Councillors have praised the running of the non-emergency passenger transport service – despite some reports of lengthy delays and missed appointments.
The service is designed to take eligible patients to and from medical appointments, transfer patients between hospitals and take them home after discharge.
Since the collapse of a private sector provider in 2017, it has been operated by the East of England Ambulance Service.
And on Wednesday (March 4) Adrian Manning, contract manager for Herts Valleys CCG, reported on the service to a meeting of the county’s Health Scrutiny Committee.
He said taking over the contract at short notice had been “a challenge” for EEAS.
But he said it has now stabilised and that there had been “significant improvements”.
He said that since April 2019 staff turnover was just 6.09 per cent – with the vast majority of those leaving (69 per cent) doing so to move on to the emergency service side.
And he said the number of complaints about the transport service had reduced – with just 203 complaints received from 136,690 patient journeys.
That’s the equivalent of one complaint for every .14 per cent of journeys.
The most common case of complaint, he told councillors, is delay.
And Labour Cllr Margaret Eames-Petersen pointed to a number of cases she knew of where delays had caused distress or disruption.
In one case she highlighted an 80-year-old patient who had been ‘very anxious’, having to wait eight hours – from 11am to 7pm.
In another she pointed to a patient who had missed an endoscopy appointment – where staff had been waiting – because the transport was so late.
And in the third she highlighted a patient who had been due to have chemotherapy on a Sunday – but no transport was sent.
Mr Manning said he could not comment on specific cases.
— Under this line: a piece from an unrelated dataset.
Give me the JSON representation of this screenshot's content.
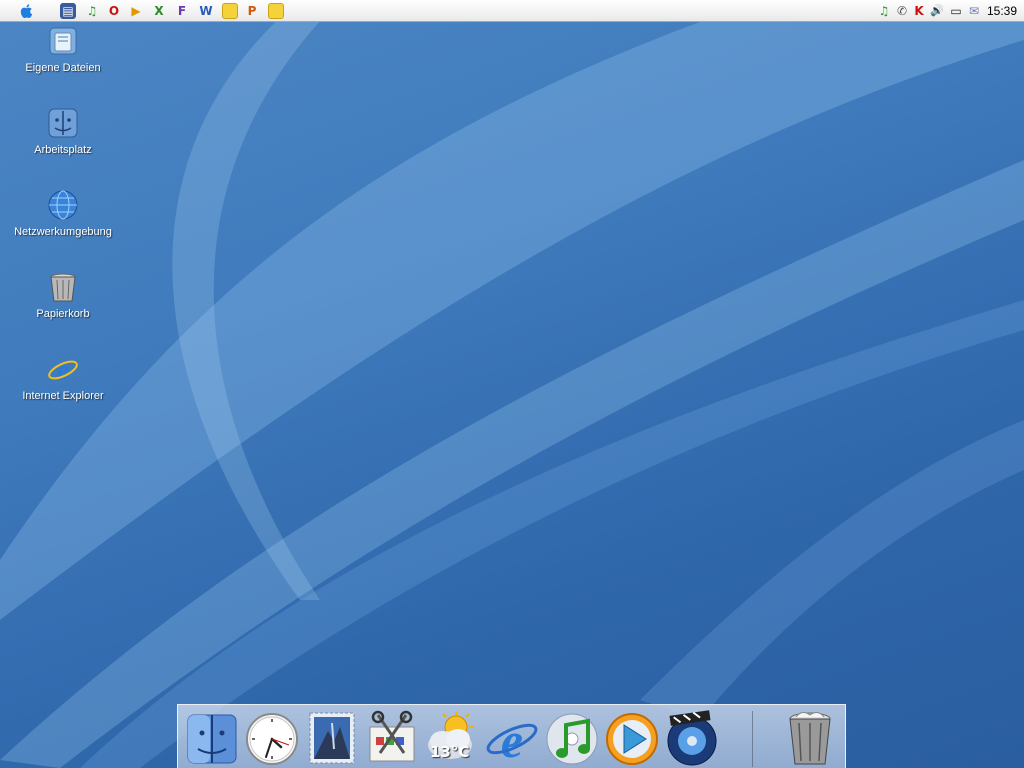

But said that certain journeys were prioritised – such as ‘end of life’ patients and renal dialysis.
And he said some delays in the system were caused by staff taking steps to settle patients when they arrived at home.
He said that when staff found vulnerable patients would be on their own and felt anxious, they may even make them a cup of tea and make sure they felt settled before leaving.
Conservative Cllr Dave Hewitt said he admired the way EEAS had gone from zero to 60mph after taking over and that he appreciated the efforts that had been made.
And Liberal Democrat vice chair of the committee Cllr Chris White said councillors needed to remember where the service had come from.
He said the service had been “unsatisfactory” – and suggested it has been a mistake to move away from EEAS.
“We are back where we should be and seeing a very positive story,” he said.
He said the service had turnaround “extremely well”, that staff turnover figures were now “amazing” and that satisfaction levels were “extremely high”.
Steve Palmer, from Healthwatch, said their own survey of around 4,500 service users had been positive – highlighting helpful drivers and the steps taken to settle people in their homes.
But he said that while people had been largely positive about the service, there had been some concerns about access to it.
EEAS took over the service for an ’emergency’ period following the collapse of the private sector provider in September 2017.
A formal two two-year contract was agreed, starting in January 2018. And that has been extended to the end of March 2021.
The service is commissioned jointly by four clinical commissioning groups (CCGS). They are Herts Valleys CCG, East & North Herts CCG, Luton CCG and Bedford CCG.